The last stages of the self-rule struggle from the 1920s was characterized by Congress's adoption of Mohandas Karamchand Gandhi's policy of non-violence and civil disobedience, and several other campaigns. Nationalists like Subhash Chandra Bose, Bhagat Singh, Bagha Jatin, Surya Sen preached armed revolution to achieve self-rule. Poets and writers such as Rabindranath Tagore, Subramania Bharati, Bankim Chandra Chattopadhyay and Kazi Nazrul Islam used literature, poetry, and speech as a tool for political awareness. Feminists like Sarojini Naidu, Pritilata Waddedar, Begum Rokeya promoted the emancipation of Indian women and their participation in national politics. B. R. Ambedkar championed the cause of the disadvantaged sections of Indian society within the more significant self-rule movement. The period of the World War II saw the peak of the campaigns by the Quit India Movement led by Congress and the Indian National Army movement led by Subhas Chandra Bose with the help of Japan.

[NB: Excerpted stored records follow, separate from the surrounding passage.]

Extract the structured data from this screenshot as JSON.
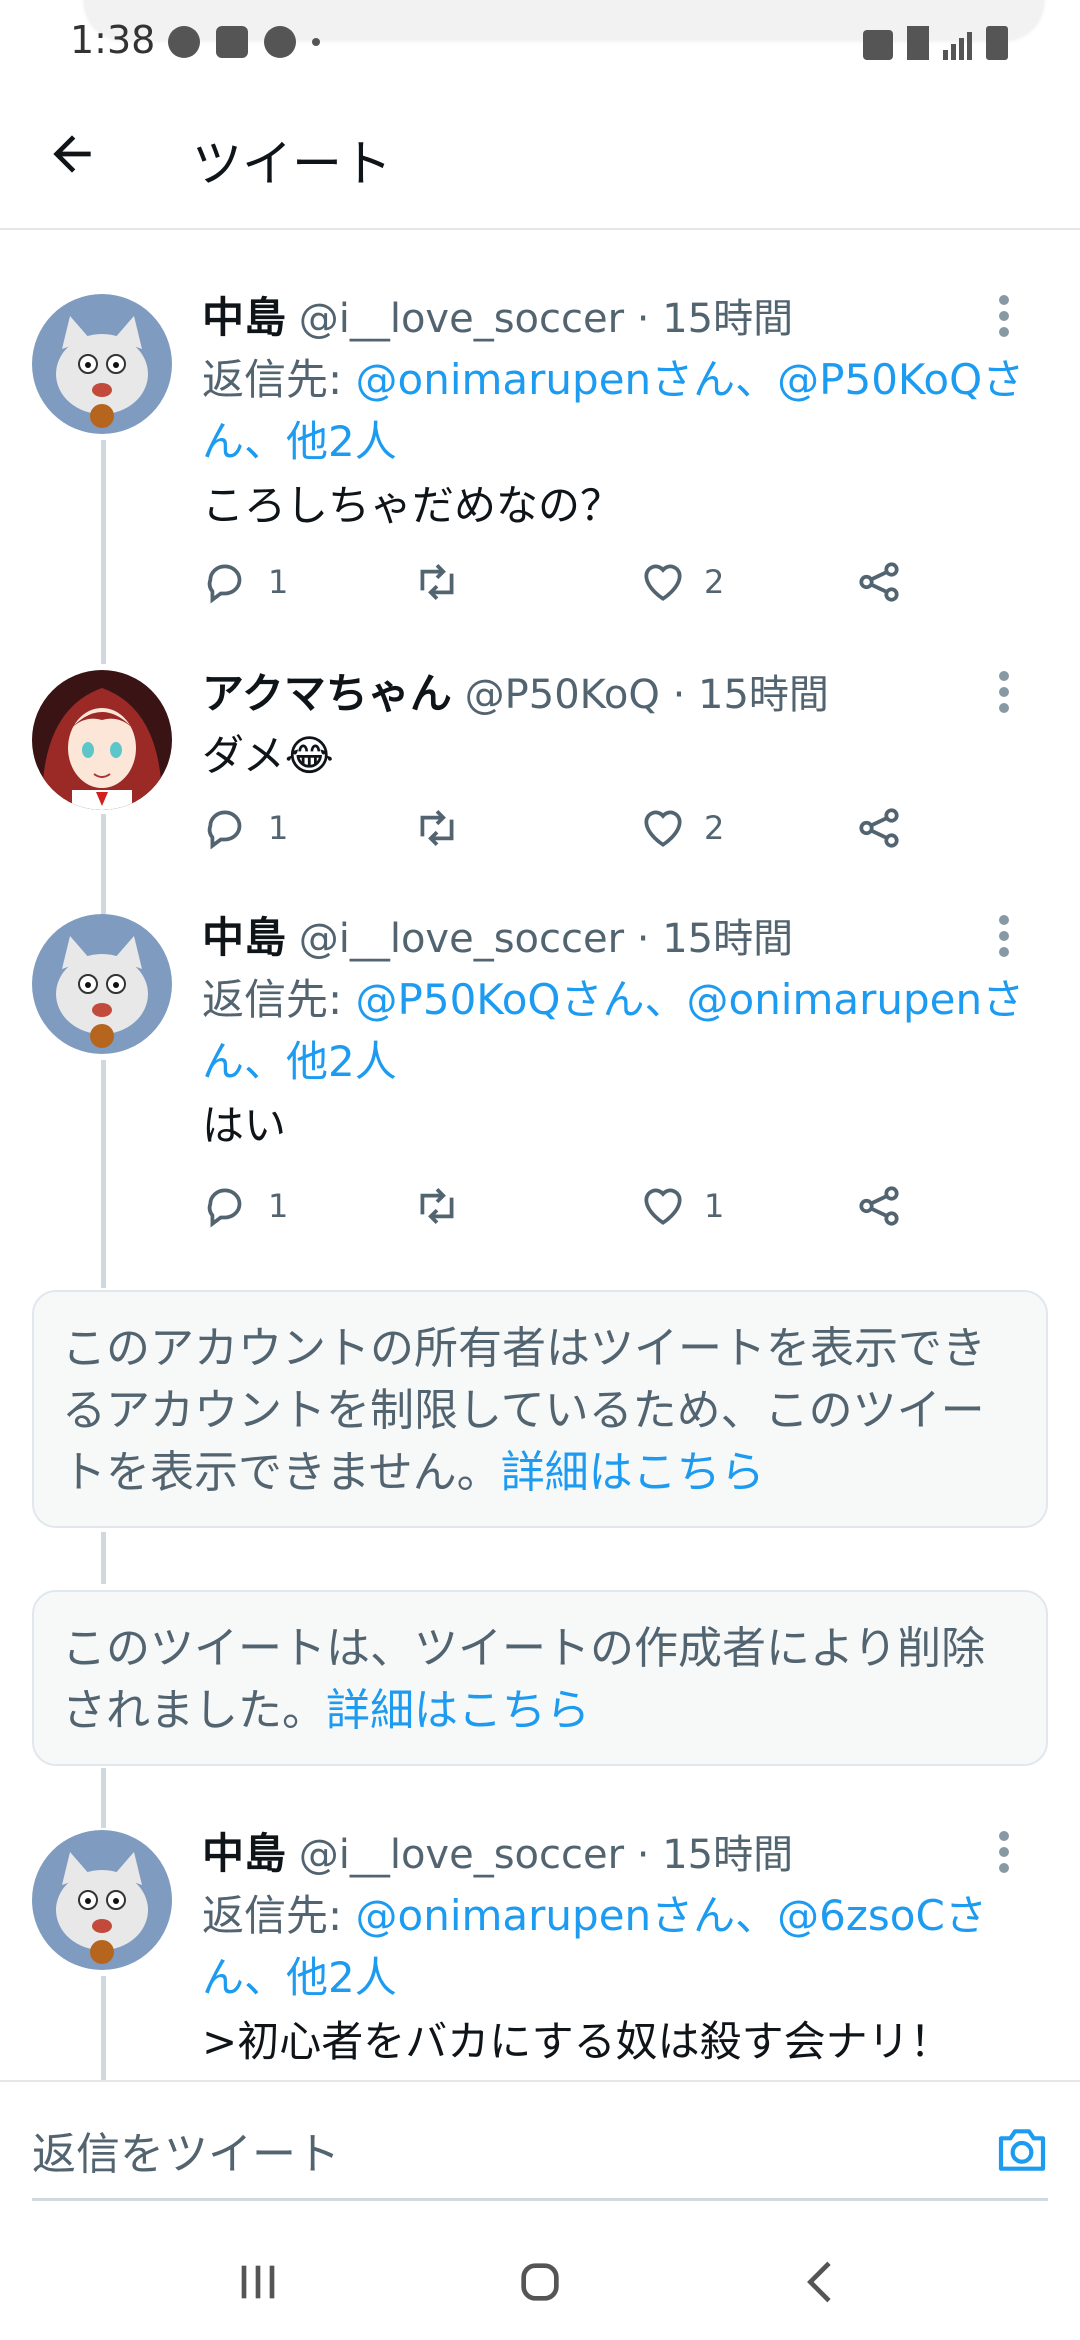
{
  "status_bar": {
    "time": "1:38"
  },
  "header": {
    "title": "ツイート"
  },
  "tweets": [
    {
      "name": "中島",
      "handle": "@i__love_soccer",
      "time": "· 15時間",
      "reply_prefix": "返信先: ",
      "reply_targets": "@onimarupenさん、@P50KoQさん、他2人",
      "text": "ころしちゃだめなの？",
      "reply_count": "1",
      "like_count": "2"
    },
    {
      "name": "アクマちゃん",
      "handle": "@P50KoQ",
      "time": "· 15時間",
      "text": "ダメ😂",
      "reply_count": "1",
      "like_count": "2"
    },
    {
      "name": "中島",
      "handle": "@i__love_soccer",
      "time": "· 15時間",
      "reply_prefix": "返信先: ",
      "reply_targets": "@P50KoQさん、@onimarupenさん、他2人",
      "text": "はい",
      "reply_count": "1",
      "like_count": "1"
    },
    {
      "name": "中島",
      "handle": "@i__love_soccer",
      "time": "· 15時間",
      "reply_prefix": "返信先: ",
      "reply_targets": "@onimarupenさん、@6zsoCさん、他2人",
      "text": ">初心者をバカにする奴は殺す会ナリ！"
    }
  ],
  "notices": [
    {
      "text": "このアカウントの所有者はツイートを表示できるアカウントを制限しているため、このツイートを表示できません。",
      "link": "詳細はこちら"
    },
    {
      "text": "このツイートは、ツイートの作成者により削除されました。",
      "link": "詳細はこちら"
    }
  ],
  "reply_bar": {
    "placeholder": "返信をツイート"
  },
  "colors": {
    "link": "#1d9bf0",
    "thread_line": "#cfd9de",
    "notice_bg": "#f7f9f9"
  },
  "icons": [
    "back-arrow-icon",
    "more-vertical-icon",
    "reply-icon",
    "retweet-icon",
    "like-icon",
    "share-icon",
    "camera-icon",
    "recent-apps-icon",
    "home-icon",
    "nav-back-icon"
  ]
}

The Indian self-rule movement was a mass-based movement that encompassed various sections of society. It also underwent a process of constant ideological evolution. Although the underlying ideology of the campaign was anti-colonial, it was supported by a vision of independent capitalist economic development coupled with a secular, democratic, republican, and civil-libertarian political structure. After the 1930s, the movement took on a strong socialist orientation. The work of these various movements ultimately led to the Indian Independence Act 1947, which ended the suzerainty in India, and the creation of Pakistan. India remained a Dominion of the Crown until 26 January 1950, when the Constitution of India came into force, establishing the Republic of India; Pakistan was a dominion until 1956 when it adopted its first republican constitution. In 1971, East Pakistan declared independence as the People's Republic of Bangladesh.